Dozens spent the night and held a vigil outside an immigration detention facility in Arizona, hoping to stop the deportation of an undocumented man whom they say should be allowed to stay.
That man is Ardany Rosales Lemus. He is a father of two U.S. citizen children, including a 2-year-old boy and a 10-month-old baby girl.
Supporters and family members, who began gathering outside the Florence Service Processing Center on Thursday night, say he was pulled over in Phoenix last December for a minor traffic violation and was placed in deportation proceedings. During his time in detention, he missed the birth of his baby girl as well as his wedding.
“We want to stop Ardany’s deportation,” Brax Lopez, who attended the vigil, told VOXXI early Friday morning. “But above all, we’re trying to showcase how unjust the system is with people who are of low priority. That’s the case with Ardany and others who are not a high risk or don’t pose any threat to this country, and yet they are being deported.”
Despite their efforts and the thousands of petitions signed in support of Rosales Lemus, he was deported Friday morning.
A statement emailed to VOXXI Friday afternoon by U.S. Immigration and Customs Enforcement confirmed that Rosales Lemus was deported and that the plane he traveled in to Guatemala had already landed.
“After conducting a comprehensive review of Mr. Rosales-Lemus’ case, U.S. Immigration and Customs Enforcement (ICE) chose not to exercise prosecutorial discretion in this matter,” the statement read.
The statement went on to say, “ICE is focused on smart and effective immigration enforcement that prioritizes the removal of convicted criminal aliens, recent border crossers and immigration fugitives who have failed to comply with final orders of removal issued by the nation’s immigration courts.
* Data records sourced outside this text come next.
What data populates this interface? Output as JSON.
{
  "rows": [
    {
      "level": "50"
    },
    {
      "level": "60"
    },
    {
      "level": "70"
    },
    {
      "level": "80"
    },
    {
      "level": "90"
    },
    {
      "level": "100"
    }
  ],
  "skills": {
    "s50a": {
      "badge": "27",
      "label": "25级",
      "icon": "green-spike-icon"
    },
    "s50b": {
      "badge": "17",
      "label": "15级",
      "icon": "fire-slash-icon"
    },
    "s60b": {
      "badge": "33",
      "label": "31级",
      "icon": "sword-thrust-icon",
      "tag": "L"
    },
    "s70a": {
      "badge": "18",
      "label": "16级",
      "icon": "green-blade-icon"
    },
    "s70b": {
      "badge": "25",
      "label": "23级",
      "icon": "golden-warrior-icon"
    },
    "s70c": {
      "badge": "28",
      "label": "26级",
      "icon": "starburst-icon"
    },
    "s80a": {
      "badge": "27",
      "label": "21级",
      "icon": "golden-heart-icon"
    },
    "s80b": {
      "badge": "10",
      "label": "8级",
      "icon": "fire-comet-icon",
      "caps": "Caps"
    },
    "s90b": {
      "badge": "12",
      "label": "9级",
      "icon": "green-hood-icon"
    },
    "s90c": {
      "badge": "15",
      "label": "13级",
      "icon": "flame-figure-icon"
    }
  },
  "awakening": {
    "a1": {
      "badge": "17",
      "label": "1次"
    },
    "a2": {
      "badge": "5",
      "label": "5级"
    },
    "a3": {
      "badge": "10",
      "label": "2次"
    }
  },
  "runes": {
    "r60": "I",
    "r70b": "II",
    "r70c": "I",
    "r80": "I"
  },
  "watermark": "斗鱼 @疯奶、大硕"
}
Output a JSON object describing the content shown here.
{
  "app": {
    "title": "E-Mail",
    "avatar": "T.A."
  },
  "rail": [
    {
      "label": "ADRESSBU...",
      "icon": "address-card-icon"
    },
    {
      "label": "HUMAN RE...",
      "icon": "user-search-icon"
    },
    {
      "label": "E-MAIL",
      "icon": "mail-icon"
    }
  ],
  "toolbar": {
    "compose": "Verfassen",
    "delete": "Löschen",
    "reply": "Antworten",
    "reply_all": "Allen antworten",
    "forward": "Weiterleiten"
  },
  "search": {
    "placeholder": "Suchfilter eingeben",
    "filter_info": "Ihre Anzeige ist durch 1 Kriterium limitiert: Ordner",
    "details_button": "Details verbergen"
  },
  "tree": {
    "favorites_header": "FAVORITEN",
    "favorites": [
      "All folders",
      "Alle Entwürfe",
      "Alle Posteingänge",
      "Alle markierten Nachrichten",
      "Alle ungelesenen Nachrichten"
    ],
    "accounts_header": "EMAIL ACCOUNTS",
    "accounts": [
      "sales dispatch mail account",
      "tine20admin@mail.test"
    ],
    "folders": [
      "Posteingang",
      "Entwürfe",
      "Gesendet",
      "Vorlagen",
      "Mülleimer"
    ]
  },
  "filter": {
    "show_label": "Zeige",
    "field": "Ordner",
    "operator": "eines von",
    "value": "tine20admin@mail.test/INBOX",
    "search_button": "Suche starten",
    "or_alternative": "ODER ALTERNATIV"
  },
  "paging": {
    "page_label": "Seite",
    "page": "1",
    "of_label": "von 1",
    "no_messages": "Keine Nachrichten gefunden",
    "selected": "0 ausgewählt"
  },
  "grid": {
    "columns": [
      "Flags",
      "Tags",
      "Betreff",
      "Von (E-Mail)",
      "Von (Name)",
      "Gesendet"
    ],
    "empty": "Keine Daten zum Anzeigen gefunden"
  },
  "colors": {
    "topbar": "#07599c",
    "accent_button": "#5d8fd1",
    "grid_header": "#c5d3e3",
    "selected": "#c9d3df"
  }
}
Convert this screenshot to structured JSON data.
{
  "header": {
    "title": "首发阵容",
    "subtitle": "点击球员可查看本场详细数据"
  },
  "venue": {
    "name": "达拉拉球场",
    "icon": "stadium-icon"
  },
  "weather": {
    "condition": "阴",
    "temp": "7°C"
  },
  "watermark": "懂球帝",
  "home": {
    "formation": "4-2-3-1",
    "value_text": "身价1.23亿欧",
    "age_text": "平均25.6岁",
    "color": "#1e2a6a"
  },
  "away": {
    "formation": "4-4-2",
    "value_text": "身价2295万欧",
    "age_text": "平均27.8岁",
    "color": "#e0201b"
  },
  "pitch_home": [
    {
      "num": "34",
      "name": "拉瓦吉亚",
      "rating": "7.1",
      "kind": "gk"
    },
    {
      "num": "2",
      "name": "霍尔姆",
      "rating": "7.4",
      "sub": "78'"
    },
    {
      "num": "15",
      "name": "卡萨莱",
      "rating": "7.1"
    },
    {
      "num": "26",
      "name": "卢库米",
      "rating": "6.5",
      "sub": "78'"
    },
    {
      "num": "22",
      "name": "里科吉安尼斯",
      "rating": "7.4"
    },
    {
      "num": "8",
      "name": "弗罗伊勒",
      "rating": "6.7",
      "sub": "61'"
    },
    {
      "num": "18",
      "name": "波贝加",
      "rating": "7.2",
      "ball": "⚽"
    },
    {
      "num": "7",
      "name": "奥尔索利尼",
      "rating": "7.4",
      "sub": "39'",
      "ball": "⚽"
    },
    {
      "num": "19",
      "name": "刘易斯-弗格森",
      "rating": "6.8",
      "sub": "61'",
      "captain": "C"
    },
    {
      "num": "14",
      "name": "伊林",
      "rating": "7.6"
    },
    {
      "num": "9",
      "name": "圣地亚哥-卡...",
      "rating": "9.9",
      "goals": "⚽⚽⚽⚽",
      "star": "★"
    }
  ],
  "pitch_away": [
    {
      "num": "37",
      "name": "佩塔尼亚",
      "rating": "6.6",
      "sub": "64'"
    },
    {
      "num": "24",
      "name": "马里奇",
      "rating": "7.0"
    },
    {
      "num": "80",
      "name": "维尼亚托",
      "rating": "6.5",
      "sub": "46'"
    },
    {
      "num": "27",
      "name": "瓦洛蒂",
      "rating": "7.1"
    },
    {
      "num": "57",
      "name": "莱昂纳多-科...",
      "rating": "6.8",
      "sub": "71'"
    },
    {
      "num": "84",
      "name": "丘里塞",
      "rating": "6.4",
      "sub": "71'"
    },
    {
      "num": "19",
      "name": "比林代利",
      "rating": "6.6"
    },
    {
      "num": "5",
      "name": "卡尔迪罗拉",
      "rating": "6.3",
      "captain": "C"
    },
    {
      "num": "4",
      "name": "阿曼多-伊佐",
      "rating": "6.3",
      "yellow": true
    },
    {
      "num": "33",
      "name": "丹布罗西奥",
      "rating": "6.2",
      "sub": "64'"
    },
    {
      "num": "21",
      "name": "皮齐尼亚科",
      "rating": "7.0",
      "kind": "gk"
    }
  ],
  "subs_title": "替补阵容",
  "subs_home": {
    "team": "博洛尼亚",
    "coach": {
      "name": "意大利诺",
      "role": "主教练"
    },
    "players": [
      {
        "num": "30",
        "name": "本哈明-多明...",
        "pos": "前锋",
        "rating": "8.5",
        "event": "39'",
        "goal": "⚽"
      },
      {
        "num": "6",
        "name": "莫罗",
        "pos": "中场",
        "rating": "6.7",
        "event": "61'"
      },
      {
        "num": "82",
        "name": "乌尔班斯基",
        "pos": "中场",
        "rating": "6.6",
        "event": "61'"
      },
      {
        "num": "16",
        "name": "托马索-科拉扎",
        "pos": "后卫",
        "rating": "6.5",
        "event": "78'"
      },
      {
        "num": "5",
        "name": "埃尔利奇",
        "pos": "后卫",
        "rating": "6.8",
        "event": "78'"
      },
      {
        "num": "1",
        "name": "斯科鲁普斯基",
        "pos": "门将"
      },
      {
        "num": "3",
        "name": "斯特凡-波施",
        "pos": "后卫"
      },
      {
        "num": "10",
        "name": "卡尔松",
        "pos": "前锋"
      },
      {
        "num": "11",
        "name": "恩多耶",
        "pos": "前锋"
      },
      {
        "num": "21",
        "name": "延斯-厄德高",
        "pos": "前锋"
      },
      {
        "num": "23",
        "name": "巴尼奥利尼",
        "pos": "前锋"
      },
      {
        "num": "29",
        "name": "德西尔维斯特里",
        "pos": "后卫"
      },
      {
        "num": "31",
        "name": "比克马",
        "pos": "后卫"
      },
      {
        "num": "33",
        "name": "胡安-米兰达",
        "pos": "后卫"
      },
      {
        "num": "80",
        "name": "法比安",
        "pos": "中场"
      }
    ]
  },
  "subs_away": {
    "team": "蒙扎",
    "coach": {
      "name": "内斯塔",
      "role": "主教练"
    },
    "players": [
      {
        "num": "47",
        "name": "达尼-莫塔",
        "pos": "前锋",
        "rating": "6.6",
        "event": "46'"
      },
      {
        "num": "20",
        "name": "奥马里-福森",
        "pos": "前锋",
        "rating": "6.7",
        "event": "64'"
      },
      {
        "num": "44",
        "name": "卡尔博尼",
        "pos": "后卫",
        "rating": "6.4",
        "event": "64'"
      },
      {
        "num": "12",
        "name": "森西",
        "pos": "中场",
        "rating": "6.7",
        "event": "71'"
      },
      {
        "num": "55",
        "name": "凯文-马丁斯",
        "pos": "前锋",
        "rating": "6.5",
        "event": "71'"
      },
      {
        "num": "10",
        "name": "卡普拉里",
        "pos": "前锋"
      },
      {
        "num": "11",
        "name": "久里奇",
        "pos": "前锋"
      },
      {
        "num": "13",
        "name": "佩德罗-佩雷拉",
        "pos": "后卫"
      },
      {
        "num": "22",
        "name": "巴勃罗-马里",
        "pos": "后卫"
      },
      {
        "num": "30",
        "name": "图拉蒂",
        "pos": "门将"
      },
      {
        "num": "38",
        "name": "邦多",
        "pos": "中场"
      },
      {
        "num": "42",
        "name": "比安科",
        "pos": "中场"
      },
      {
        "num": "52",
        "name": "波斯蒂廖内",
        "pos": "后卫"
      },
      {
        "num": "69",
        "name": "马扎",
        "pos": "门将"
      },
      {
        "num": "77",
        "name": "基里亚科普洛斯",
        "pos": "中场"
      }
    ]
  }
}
ICE exercises prosecutorial discretion on a case-by-case basis, considering the totality of the circumstances in an individual case.”
Supporters and family members are outraged
Supporters and family members were outraged to hear the news of Rosales Lemus’ deportation and said they feared for his safety in Guatemala.
According to organizers leading a campaign to stop Rosales Lemus’ deportation, the father of two left Guatemala and came to the U.S. in 2005 because he feared for his life. He asked for asylum in the U.S. but was denied.
In Guatemala, he worked as an organizer encouraging youth to stay out of gangs and out of trouble. His work led to him being beat up and receiving multiple threats from La Mara Salvatrucha, one of the most powerful gangs in the world.
Among those who expressed concerns over Rosales Lemus’ deportation was his mother-in-law, Veronica Huerta, who said:
“Now more than ever I want to go to Washington, D.C., and expose the pain that is being caused by all of this.”
Meanwhile, Carolina Canizales of United We Dream said she was “outraged” that President Barack Obama continues to tear apart families like Ardany’s.
“A president who claims to support creating a path to citizenship for people just like Ardany violates the trust of our community and paints himself a hypocrite and a liar when he presides over record deportations and insists on removing people from this country who’ve built a life here and contribute to their community,” Canizales said.
Erika Andiola, who recently resigned her congressional job to focus on stopping her mother’s deportation, was among those who went to the vigil Thursday night to try to stop Rosales Lemus’ deportation. She made her way there shortly after ICE granted her mother’s request to stay in the U.S. for another year.
Andiola and others claimed ICE agents used several decoy buses and vans to distract them in order to escort Rosales Lemus from a back exit of the Florence Service Processing Center. A call from Rosales Lemus confirmed he was no longer inside the facility and was taken to an airport.
“That’s enough,” Andiola said in a video. “We need to shame them. They need to be ashamed of what they have done.”
Originally published on VOXXI as A father is deported despite efforts to stop his deportation